Windows by default will enable the TRIM command for SSD drives that are connected via the ATA/IDE/SATA/M.2/PCI Express interface (but not USB!) in the AHCI mode. In addition, TRIM is enabled only for NTFS and REFS file systems. When these conditions are met, the TRIM command is automatically executed and the SSD background process cleans the cells almost immediately after you delete the file from the file system. TRIM is enabled by default on MacOS for the Apple SSDs with APFS and HFS+ file systems. The Trim command is also sent immediately after the file is deleted.
You can recover deleted data files and partitions from an SSD drive if:
- Your SSD is connected to the computer via USB or FireWire port;
- You are using a RAID array of several SSD devices (Windows doesn’t enable TRIM for such a storage device);
- You are using old OS version: Windows Vista, Windows XP, MacOS up to OS X 10.10.4 (TRIM is not supported in these versions);
- TRIM is disabled at Operating System level;
- Your SSD does not support TRIM commands (possibly on older SSD models);
- The SSD is not formatted in the NTFS file system (for example, used FAT32, exFat, etc.).
How to Recover Data from SSD after File Deletion Using the EaseUS Data Recovery Wizard?
Let’s see if is it possible to recover deleted files from the Trim-enabled SSD using the popular data recovery software – EaseUS Data Recovery Wizard Free (there is a version for Mac and Windows).

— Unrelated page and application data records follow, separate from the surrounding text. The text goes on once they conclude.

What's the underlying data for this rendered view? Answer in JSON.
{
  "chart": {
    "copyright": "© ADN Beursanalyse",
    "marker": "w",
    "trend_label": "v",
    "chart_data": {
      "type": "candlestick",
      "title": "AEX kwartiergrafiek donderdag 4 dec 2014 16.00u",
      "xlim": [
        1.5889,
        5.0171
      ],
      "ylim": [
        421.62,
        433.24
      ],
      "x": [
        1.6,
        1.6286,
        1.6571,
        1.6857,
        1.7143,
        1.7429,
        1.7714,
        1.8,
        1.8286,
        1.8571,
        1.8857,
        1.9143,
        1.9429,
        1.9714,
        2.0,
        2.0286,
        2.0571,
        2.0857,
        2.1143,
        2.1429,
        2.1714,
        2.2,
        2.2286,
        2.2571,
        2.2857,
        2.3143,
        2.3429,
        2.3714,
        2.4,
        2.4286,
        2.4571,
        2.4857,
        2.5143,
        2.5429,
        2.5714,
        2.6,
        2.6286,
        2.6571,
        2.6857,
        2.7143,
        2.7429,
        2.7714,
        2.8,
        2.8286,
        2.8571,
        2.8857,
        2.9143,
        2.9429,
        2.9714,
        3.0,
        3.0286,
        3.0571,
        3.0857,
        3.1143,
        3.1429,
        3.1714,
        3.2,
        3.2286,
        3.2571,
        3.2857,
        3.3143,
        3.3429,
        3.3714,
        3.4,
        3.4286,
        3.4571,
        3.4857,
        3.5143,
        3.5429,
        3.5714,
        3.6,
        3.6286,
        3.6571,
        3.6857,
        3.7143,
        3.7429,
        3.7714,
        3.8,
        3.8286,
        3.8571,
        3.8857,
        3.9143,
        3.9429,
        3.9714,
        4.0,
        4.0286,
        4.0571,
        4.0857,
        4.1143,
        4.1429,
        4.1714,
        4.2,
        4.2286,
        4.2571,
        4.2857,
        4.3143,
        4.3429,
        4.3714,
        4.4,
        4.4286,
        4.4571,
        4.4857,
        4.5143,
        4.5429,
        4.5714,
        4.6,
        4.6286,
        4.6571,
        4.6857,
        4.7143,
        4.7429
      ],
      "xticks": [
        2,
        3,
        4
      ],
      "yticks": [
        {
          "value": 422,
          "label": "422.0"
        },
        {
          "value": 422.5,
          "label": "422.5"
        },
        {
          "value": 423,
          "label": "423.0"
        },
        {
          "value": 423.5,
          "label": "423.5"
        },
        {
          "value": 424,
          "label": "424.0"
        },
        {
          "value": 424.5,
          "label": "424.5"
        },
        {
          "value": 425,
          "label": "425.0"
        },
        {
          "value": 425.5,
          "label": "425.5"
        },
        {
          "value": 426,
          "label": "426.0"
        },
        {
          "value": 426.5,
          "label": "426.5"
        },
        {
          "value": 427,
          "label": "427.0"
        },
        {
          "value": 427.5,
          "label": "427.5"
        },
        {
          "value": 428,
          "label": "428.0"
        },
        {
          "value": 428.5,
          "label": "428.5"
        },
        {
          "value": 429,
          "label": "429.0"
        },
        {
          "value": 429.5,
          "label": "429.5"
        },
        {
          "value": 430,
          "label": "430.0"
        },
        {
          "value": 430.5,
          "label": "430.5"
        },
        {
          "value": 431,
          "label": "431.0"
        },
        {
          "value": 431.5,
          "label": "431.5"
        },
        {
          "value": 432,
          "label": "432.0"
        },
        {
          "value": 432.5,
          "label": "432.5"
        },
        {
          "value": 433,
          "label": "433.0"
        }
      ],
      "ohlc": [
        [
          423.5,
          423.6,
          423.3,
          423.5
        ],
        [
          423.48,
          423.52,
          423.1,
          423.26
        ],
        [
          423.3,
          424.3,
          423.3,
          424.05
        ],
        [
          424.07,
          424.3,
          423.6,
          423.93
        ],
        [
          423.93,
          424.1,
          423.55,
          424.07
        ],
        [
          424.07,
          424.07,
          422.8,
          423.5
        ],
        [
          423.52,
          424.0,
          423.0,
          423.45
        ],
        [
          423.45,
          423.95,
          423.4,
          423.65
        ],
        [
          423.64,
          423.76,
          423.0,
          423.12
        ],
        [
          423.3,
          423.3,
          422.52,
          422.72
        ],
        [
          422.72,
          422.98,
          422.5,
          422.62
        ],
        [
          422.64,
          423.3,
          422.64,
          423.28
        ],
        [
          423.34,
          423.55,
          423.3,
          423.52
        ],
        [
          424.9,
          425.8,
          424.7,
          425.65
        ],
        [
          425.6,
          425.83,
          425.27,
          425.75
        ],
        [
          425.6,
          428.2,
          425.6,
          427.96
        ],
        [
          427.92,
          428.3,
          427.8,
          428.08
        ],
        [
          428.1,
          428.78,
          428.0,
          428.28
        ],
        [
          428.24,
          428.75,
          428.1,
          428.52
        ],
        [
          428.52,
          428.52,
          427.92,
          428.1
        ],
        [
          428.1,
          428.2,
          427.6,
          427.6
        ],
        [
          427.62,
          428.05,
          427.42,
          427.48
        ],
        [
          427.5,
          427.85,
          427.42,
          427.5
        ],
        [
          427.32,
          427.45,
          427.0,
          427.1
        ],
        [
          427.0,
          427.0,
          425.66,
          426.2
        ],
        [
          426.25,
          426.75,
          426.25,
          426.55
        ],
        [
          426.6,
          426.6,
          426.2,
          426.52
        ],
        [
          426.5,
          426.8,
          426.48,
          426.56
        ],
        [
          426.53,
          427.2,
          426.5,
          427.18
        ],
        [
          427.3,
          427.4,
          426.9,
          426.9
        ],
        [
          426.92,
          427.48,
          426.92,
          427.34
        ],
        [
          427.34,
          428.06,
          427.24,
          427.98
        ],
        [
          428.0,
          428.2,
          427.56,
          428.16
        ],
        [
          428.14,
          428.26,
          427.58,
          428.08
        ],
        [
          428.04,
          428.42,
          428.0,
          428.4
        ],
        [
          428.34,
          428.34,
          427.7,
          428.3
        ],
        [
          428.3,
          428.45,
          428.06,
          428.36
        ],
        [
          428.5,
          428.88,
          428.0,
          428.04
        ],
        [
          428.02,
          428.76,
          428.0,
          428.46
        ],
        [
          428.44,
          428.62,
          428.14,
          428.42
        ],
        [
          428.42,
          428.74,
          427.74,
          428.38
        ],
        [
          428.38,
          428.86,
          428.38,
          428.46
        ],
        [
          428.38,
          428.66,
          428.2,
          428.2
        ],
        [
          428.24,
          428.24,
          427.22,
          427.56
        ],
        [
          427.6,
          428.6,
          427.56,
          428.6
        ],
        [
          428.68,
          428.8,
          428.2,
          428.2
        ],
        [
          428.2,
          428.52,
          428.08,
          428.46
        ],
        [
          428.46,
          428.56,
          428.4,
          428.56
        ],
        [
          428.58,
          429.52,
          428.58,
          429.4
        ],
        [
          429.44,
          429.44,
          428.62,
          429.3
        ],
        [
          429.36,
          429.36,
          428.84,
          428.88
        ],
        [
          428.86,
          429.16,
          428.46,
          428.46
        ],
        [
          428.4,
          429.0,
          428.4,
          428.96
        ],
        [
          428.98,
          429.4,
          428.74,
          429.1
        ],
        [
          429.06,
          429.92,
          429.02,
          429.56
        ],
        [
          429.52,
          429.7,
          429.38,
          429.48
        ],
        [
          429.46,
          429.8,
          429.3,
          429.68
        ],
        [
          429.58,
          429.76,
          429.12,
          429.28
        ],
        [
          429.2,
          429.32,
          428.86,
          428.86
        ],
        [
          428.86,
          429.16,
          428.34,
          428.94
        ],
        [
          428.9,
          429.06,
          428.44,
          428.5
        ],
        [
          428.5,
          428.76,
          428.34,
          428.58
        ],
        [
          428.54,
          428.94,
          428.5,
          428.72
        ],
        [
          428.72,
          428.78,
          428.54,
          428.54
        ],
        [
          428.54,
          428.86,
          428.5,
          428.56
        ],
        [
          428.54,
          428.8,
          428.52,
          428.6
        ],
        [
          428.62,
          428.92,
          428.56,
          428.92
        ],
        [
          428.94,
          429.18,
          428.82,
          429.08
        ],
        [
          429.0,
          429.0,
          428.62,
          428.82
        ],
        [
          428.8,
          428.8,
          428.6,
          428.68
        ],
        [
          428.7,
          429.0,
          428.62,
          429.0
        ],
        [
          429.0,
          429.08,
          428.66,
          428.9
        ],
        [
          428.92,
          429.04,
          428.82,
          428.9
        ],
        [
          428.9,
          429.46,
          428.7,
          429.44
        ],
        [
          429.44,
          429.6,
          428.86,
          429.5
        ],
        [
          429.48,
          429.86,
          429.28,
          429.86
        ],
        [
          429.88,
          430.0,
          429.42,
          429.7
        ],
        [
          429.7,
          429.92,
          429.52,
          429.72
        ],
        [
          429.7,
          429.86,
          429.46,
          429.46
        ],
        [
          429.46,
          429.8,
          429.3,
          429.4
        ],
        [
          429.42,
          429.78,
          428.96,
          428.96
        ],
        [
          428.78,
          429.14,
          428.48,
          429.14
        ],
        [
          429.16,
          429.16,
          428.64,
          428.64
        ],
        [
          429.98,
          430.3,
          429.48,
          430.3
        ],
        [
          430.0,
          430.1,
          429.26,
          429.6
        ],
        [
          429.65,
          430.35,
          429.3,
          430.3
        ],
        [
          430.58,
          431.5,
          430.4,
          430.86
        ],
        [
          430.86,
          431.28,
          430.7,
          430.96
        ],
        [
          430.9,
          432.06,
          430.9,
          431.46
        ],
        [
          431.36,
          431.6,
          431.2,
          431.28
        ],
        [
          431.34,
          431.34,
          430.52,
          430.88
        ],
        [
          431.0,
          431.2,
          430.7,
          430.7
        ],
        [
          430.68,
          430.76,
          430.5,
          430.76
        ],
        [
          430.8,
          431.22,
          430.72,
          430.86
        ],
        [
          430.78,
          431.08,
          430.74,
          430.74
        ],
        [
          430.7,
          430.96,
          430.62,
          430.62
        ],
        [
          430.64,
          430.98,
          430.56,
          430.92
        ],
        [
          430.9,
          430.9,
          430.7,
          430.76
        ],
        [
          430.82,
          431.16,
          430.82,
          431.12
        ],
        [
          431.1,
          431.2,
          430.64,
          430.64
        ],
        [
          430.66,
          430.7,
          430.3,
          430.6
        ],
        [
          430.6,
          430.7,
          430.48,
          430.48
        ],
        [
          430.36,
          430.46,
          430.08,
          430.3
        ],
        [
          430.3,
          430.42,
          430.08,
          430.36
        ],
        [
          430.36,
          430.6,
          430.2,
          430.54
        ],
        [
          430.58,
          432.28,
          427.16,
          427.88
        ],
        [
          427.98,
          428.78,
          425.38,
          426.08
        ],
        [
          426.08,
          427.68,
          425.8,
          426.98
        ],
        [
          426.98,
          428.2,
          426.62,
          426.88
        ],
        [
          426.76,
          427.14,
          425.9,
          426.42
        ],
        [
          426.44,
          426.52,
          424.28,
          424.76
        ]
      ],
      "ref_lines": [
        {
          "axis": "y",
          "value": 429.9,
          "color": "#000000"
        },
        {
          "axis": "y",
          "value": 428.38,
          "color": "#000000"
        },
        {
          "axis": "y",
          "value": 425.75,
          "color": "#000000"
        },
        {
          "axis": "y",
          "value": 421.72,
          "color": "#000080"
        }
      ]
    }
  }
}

The free version of EaseUS Data Recovery Wizard Free allows you to recover up to 500 MB of deleted files (or up to 2 GB if you share the program on Facebook or Twitter). EaseUS Data Recovery Wizard is one of the best programs for quickly recovering lost data from various drive types.
- Data recovery from HDD, memory cards, external USB drives;
- File recovery after deletion and quick formatting;
- File system support: HFS+(macOS), NTFS/NTFS5/ReFS (Windows), ext2/ext3 (Linux), FAT/ExFat;
- Logical partition recovery.
You can view all the available features on the https://www.easeus.com.
So, I have an SSD drive connected to my computer. Let’s check that one of the local disks (21 GB) is detected as an SSD using the PowerShell command:
Get-PhysicalDisk | Select Number, PhysicalLocation, MediaType, Size
Check if Trim is enabled for it:
fsutil behavior query DisableDeleteNotify
The following result indicates that TRIM is enabled:
NTFS DisableDeleteNotify = 0 (Disabled)
Next I’ll delete one file from the SSD and try to restore it using the EaseUS Data Recovery Wizard:
- I downloaded and installed the EaseUS Data Recovery Wizard Free In order to prevent accidentally overwriting deleted blocks on a disk, you shouldn’t install the EaseUS Data Recovery Wizard on the same disk from which you want to recover files!
- Now I delete a file from the SSD drive;
- Run a data recovery wizard in the EaseUS Data Recovery to perform a full scan of the SSD drive. Wait until the disk scan is complete. In my case, the data recovery program could not find the deleted file.
Now try to disable TRIM with the command:
fsutil behavior set DisableDeleteNotify 1
If TRIM is disabled successfully, you will see a following message: “NTFS DisableDeleteNotify = 1 (Enabled)”. On the macOS environment, you can disable TRIM with the command:
sudo trimforce disable
I delete another file from the SSD drive and run a full disk scan with the EaseUS Data Recovery Wizzard. The file recovery program will instantly find the deleted file and offer to recover it.
Select the file you want to recover and click the Recover button. When restoring a file, it is advisable to specify a different disk, so as not to accidentally overwrite the metadata on the source drive. To enable the TRIM mode for your SSD, run the command:
fsutil behavior set DisableDeleteNotify 0
So, you cannot recover a deleted files from a Trim-enabled SSD drive. Even scanning file signatures doesn’t help.
To prevent the TRIM command from being applied to your SSD, you can
- Connect your SSD device via USB, FireWire or Thunderbolt interface;
- Disable TRIM on the OS-level. However, this reduces your SSD life span and maximum writing speed.